Deputy Prime Minister assures of pothole relief soon Loop Barbados

The content originally appeared on: News Americas Now

Black Immigrant Daily News

The content originally appeared on: Barbados News

Motorists can soon breathe a sigh of relief, as Government assures that more of Barbados’ pothole-riddled roads will be fixed.

Deputy Prime Minister and Minister of Transportation, Works and Water Resources, Santia Bradshaw announced that Government will be increasing the teams assigned to patch potholes islandwide.

Workers from the National Cleanup Programme, formerly the Ash Workers Programme, will be integrated into the initiative to bolster the complement.

Bradshaw was speaking at St Michael Speaks town hall meeting at Springer Memorial Secondary School on Wednesday, November 23, when she indicated that work will commence once the weather improves.

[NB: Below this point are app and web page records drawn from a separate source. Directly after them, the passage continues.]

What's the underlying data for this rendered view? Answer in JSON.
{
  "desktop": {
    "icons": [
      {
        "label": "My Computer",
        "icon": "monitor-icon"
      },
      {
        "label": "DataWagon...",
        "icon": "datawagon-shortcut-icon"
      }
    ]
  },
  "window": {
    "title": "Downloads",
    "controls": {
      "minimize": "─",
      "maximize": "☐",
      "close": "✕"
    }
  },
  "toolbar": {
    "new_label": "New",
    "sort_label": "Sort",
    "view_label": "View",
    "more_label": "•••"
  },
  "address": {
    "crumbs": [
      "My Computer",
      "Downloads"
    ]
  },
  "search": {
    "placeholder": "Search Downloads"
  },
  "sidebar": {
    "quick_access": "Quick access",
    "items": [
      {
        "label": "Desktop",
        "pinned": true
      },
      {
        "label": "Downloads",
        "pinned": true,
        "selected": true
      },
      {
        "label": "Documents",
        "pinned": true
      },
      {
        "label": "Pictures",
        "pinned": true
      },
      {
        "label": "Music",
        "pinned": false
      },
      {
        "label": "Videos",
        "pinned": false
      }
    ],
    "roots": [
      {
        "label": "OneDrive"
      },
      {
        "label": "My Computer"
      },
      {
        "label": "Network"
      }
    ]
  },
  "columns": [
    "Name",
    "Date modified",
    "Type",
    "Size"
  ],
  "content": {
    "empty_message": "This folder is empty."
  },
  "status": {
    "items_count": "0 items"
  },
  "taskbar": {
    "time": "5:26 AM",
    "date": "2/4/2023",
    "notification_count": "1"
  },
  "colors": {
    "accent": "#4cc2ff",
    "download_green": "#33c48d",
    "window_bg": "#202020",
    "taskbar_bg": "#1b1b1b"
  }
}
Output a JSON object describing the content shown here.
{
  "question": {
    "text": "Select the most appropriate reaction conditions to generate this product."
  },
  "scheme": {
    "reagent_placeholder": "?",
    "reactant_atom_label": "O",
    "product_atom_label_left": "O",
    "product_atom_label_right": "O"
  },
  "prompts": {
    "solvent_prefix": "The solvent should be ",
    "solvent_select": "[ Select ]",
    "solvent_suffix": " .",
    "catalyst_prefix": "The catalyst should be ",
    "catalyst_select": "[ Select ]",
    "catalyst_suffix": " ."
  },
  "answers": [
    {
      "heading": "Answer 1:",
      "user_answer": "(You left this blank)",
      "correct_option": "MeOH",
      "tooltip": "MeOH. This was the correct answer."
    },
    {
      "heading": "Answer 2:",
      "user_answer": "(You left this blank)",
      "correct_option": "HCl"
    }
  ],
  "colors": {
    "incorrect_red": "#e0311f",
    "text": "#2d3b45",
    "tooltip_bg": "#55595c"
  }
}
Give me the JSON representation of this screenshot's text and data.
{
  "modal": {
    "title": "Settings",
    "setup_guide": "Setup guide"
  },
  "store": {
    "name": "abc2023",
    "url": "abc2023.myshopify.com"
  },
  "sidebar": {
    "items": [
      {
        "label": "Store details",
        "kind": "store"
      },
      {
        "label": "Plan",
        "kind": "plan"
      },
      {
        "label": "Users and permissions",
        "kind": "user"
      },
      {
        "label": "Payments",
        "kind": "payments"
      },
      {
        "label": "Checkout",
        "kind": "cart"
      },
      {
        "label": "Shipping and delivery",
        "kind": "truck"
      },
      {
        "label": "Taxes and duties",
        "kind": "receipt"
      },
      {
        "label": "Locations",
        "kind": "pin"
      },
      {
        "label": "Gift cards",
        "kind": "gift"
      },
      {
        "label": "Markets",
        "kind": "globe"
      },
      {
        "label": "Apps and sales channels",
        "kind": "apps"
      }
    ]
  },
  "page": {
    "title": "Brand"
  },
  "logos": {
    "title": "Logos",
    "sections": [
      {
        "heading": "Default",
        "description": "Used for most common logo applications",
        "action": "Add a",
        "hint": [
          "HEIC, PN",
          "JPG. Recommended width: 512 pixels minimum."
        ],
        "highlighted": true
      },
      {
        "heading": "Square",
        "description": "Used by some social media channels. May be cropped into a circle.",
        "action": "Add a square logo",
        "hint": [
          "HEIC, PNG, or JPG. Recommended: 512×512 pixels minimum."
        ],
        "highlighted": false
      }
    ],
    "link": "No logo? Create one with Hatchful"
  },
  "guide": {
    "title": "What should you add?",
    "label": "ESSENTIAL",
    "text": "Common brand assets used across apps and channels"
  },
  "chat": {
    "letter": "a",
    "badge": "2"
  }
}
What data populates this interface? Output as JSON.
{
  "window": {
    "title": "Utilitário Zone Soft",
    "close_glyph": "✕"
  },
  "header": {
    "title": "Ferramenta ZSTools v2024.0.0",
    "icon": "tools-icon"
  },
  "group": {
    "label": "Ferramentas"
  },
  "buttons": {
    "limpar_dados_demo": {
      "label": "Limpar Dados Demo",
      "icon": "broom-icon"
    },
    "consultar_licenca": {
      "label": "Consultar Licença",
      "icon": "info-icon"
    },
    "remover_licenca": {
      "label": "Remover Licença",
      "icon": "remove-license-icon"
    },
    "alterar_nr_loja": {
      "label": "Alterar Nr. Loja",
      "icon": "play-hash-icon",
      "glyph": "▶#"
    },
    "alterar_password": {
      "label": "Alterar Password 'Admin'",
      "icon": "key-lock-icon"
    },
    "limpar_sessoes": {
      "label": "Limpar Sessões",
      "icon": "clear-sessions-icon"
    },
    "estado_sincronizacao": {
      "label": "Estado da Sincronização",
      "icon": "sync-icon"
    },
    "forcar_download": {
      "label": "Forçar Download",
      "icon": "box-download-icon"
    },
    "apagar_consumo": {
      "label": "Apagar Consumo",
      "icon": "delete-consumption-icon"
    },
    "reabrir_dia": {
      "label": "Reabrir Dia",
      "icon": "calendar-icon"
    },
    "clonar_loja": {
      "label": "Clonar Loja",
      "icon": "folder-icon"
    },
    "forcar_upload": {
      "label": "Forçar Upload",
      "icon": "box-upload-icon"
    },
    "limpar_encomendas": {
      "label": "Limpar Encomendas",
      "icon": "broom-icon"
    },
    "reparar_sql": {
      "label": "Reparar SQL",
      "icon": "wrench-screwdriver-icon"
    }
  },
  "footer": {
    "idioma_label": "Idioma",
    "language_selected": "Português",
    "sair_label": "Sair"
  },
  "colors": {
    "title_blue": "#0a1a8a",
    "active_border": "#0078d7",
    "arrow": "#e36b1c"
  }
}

“Sometimes the teams have been setting out to be able to do with the potholes, but then the rain it comes down either before or after and completely interferes with the progress of the works. I just want to say to the public that we are mindful of the challenges. These issues have been going on for some time, but as soon as we get some dry weather, I give you the assurance that we’re increasing the number of teams that can actually do the pothole patching,” she remarked.

“We are utilising some of the workers from the Ash Worker Program, which then became the National Cleanup Programme, to help to integrate them into doing a number of these duties as well to assist the country, so I just want to give you that assurance that we are on the ball.”

The Deputy Prime Minister stated that the Ministry of Works and the Barbados Water Authority had discussions to address road reinstatement in Barbados. Therefore, going forward after after conducting a repair, the team will assess the entire road.

“We had a joint meeting to be able to deal not only with the potholes, but to look at road reinstatement generally, because a lot of people were complaining that the road gets dug up and then you know months later, years later, nobody has come back to be able to fix it.

“So we’ve agreed in principle that there are some aspects that the MTW will obviously deal with in terms of reinstatement. That means as well that if we see potholes along the same road, that we’re not just going in to fix the areas where BWA was in to repair but it means that the team has to obviously look at the entire road and to be able to address the concerns of the residents in those areas,” she explained.